Instrumentation: wind ensemble
Duration: ca. 28:00
Year of Completion: 2006
Stephen King's seven-volume The Dark Tower series tells the tale of Roland, the last gunslinger, and his quest to reach the tower amidst a field of roses in order to save his world from certain destruction. Based upon Robert Browning's poem Childe Roland to the Dark Tower Came, King's work on The Dark Tower spans the length of his career from age nineteen to the publication of the final novel in 2004. Book one - The Gunslinger - introduces readers to Roland and his pursuit of the mysterious man in black through a ghost town and across a vast desert, finally catching up with him after a wild chase through an underground railroad system. These events from book one are the inspiration behind The Last Gunslinger, a programmatic symphony for wind band in four movements representing four major sections of the novel.
Three important themes make up the musical content of the work; Roland's theme, the man in black, and the folk song "Careless Love" that King uses throughout the series as Roland thinks of his first true love. Movement one introduces Roland with a motif mixing both major and minor modes, a reflection of his duality between hero and villain as he slaughters an entire town on his search for the man in black. An ominous descending motif represents the man in black and the corruption that he spreads as he flees from Roland, and the first verse of "Careless Love" appears as counterpoint to both of these themes. Classical sonata form provides the structure for thematic development, but tonal areas are used freely and liberally throughout the movement.
"Desert" begins with shimmering woodwinds and brass as Roland begins to feel the effects of exposure to intense sun and dehydration. The English Horn introduces thematic material unique to the movement that depicts Roland's mule who has been ridden to exhaustion. After a middle section based on Roland's theme in counterpoint with the man in black, echoes of the mule theme are heard as Roland takes his last few steps before falling unconscious.

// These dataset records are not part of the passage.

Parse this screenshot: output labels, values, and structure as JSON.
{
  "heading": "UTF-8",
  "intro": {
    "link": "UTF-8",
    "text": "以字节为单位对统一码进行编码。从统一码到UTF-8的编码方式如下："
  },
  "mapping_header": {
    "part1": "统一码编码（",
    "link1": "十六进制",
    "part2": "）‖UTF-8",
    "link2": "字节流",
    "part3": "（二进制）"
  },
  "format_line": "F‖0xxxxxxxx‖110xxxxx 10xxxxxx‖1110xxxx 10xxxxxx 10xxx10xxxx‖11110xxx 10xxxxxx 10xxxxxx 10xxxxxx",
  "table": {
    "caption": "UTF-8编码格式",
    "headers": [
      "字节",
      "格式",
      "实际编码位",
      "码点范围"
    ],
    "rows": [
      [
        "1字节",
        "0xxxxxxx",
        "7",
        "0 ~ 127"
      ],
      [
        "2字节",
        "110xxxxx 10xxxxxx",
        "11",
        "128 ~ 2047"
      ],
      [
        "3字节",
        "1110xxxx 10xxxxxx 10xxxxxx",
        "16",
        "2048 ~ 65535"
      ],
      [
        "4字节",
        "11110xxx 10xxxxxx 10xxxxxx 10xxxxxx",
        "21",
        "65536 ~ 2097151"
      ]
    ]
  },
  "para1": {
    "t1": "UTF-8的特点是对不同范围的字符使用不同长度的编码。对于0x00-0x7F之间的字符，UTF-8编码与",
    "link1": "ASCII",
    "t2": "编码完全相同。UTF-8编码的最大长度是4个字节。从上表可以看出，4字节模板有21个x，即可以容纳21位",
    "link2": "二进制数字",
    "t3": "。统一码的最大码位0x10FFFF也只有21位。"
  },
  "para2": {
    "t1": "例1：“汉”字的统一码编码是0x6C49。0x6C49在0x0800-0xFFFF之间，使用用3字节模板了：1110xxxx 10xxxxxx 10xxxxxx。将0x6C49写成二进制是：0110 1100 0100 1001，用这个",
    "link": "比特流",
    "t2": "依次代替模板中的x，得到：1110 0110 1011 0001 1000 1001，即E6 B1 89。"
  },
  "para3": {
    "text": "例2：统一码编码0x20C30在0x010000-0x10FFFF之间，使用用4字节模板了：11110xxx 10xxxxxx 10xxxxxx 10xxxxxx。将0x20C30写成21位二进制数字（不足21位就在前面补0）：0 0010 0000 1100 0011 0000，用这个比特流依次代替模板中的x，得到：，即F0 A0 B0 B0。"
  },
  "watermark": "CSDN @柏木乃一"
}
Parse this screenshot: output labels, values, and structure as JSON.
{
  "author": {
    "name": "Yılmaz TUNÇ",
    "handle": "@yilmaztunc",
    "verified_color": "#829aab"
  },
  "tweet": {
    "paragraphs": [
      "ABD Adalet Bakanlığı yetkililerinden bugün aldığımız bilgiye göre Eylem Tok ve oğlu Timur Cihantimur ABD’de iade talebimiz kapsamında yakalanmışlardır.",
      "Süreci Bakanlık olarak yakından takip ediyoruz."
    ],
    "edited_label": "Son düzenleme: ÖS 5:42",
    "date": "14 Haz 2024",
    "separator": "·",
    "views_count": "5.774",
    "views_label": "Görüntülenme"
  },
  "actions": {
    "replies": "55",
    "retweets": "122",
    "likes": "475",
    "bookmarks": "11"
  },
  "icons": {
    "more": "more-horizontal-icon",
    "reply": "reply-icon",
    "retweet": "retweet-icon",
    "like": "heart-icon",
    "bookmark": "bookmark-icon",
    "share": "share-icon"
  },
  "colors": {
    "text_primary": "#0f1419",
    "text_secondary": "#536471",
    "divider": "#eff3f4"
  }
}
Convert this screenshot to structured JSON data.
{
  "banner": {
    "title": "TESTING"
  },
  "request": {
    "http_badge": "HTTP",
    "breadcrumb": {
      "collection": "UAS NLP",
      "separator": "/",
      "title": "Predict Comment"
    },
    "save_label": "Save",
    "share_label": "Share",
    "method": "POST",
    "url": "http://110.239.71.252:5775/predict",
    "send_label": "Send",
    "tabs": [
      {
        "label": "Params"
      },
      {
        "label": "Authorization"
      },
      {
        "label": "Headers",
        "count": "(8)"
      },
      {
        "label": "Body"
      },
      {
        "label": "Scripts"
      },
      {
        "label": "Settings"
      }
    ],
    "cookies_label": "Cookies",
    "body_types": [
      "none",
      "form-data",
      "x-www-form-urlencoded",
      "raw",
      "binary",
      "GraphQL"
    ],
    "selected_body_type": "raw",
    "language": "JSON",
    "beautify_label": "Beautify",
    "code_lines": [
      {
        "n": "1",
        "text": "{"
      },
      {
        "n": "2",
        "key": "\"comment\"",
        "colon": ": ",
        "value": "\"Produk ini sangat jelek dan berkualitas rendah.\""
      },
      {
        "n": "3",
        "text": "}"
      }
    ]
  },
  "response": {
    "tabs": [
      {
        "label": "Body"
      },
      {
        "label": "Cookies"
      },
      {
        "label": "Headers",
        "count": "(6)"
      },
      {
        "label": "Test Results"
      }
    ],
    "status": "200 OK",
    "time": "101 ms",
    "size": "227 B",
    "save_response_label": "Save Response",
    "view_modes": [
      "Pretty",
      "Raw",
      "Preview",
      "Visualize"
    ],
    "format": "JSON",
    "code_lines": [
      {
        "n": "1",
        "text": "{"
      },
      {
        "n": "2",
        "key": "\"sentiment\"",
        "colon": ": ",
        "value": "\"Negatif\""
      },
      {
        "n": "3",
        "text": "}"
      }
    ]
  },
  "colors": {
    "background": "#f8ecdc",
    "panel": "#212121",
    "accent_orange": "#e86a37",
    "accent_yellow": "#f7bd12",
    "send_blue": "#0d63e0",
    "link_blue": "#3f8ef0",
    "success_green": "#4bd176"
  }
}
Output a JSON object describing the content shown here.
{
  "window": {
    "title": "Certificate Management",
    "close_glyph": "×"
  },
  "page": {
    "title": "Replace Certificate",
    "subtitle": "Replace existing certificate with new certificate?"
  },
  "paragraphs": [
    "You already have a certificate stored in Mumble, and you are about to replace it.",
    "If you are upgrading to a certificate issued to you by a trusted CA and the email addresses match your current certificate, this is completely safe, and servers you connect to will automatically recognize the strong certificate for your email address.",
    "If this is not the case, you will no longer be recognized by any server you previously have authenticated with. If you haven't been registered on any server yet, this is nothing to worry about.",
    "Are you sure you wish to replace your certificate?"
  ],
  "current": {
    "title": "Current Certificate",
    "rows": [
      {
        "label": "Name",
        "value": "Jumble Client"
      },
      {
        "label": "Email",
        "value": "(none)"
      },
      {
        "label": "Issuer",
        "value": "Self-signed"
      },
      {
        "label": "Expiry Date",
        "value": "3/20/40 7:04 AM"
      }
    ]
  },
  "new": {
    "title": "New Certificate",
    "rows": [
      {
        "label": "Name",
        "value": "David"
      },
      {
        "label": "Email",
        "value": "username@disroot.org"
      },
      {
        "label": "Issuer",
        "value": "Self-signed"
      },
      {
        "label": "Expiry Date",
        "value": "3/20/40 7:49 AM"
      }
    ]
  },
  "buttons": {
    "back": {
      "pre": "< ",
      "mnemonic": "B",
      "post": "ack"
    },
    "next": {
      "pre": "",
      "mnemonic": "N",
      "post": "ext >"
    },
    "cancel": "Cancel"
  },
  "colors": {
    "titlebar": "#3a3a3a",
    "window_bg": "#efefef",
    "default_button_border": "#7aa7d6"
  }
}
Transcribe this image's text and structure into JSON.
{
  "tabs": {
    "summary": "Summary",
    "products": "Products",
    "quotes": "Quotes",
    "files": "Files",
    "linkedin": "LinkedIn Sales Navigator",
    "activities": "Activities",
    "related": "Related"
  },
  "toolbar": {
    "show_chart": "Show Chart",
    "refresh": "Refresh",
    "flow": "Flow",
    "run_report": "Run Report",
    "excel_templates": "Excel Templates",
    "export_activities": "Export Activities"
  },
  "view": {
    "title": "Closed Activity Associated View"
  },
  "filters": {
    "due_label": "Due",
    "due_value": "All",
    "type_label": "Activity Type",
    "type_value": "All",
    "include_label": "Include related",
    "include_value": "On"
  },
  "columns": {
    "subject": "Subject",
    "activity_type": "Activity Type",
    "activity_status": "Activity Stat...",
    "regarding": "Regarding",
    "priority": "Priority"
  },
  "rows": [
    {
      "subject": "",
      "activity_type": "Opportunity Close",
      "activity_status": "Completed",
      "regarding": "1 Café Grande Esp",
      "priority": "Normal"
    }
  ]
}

Movement three introduces Jake to Roland's quest, a boy who lived in New York and died in 1977 only to find himself thrust into the middle of the desert in Roland's world. Jake's thematic material is an inversion of the theme used for the man in black, as his character provides Roland with strength and love rather than corruption and deceit. An energetic middle section depicts the swirling New York atmosphere as Jake tells Roland of the world where he lived before awaking in the desert.
"Under the Mountain" is a swift finale in sonata-rondo form, combining all of the major themes presented in the previous movements in canonic fashion as Roland and Jake ride a railroad handcar through the dark. Faced with the choice of renouncing his quest or letting Jake die to continue towards the tower, Roland lets the boy fall into an abyss. Jake leaves him with the phrase, "Go then, there are other worlds than these," and Roland finally catches the man in black. After a recapitulation of the opening material and overlapping of Roland's theme with the man in black, a final forte statement of Roland's theme closes the work.